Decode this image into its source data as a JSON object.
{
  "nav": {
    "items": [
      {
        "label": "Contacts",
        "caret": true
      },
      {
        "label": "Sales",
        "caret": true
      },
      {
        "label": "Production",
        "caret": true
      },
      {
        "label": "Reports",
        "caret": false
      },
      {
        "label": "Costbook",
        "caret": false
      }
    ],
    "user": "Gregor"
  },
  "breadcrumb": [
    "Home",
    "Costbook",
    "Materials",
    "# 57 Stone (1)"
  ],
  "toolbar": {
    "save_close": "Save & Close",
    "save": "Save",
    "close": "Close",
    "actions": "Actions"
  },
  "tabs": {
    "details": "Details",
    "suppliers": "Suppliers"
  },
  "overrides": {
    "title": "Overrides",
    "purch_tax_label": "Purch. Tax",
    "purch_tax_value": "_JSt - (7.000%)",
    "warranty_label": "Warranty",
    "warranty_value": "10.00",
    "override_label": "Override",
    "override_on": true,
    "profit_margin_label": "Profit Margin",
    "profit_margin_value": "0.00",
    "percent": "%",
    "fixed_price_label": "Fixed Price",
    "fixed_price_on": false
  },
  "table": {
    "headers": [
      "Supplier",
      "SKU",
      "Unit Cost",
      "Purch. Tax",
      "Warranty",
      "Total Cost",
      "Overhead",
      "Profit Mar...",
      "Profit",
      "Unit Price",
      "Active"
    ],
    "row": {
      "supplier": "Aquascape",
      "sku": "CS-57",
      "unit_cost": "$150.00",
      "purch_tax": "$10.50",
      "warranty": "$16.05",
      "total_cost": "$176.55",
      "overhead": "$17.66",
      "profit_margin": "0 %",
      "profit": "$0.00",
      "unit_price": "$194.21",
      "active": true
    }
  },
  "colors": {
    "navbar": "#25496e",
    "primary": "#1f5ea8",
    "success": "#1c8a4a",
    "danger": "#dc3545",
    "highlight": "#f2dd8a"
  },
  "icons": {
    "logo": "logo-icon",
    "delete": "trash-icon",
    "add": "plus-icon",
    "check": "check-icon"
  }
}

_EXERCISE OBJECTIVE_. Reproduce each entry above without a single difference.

_TASK RESPONSE_.
Decode this image into its source data as a JSON object.
{
  "nav": {
    "items": [
      {
        "label": "Contacts",
        "caret": true
      },
      {
        "label": "Sales",
        "caret": true
      },
      {
        "label": "Production",
        "caret": true
      },
      {
        "label": "Reports",
        "caret": false
      },
      {
        "label": "Costbook",
        "caret": false
      }
    ],
    "user": "Gregor"
  },
  "breadcrumb": [
    "Home",
    "Costbook",
    "Materials",
    "# 57 Stone (1)"
  ],
  "toolbar": {
    "save_close": "Save & Close",
    "save": "Save",
    "close": "Close",
    "actions": "Actions"
  },
  "tabs": {
    "details": "Details",
    "suppliers": "Suppliers"
  },
  "overrides": {
    "title": "Overrides",
    "purch_tax_label": "Purch. Tax",
    "purch_tax_value": "_JSt - (7.000%)",
    "warranty_label": "Warranty",
    "warranty_value": "10.00",
    "override_label": "Override",
    "override_on": true,
    "profit_margin_label": "Profit Margin",
    "profit_margin_value": "0.00",
    "percent": "%",
    "fixed_price_label": "Fixed Price",
    "fixed_price_on": false
  },
  "table": {
    "headers": [
      "Supplier",
      "SKU",
      "Unit Cost",
      "Purch. Tax",
      "Warranty",
      "Total Cost",
      "Overhead",
      "Profit Mar...",
      "Profit",
      "Unit Price",
      "Active"
    ],
    "row": {
      "supplier": "Aquascape",
      "sku": "CS-57",
      "unit_cost": "$150.00",
      "purch_tax": "$10.50",
      "warranty": "$16.05",
      "total_cost": "$176.55",
      "overhead": "$17.66",
      "profit_margin": "0 %",
      "profit": "$0.00",
      "unit_price": "$194.21",
      "active": true
    }
  },
  "colors": {
    "navbar": "#25496e",
    "primary": "#1f5ea8",
    "success": "#1c8a4a",
    "danger": "#dc3545",
    "highlight": "#f2dd8a"
  },
  "icons": {
    "logo": "logo-icon",
    "delete": "trash-icon",
    "add": "plus-icon",
    "check": "check-icon"
  }
}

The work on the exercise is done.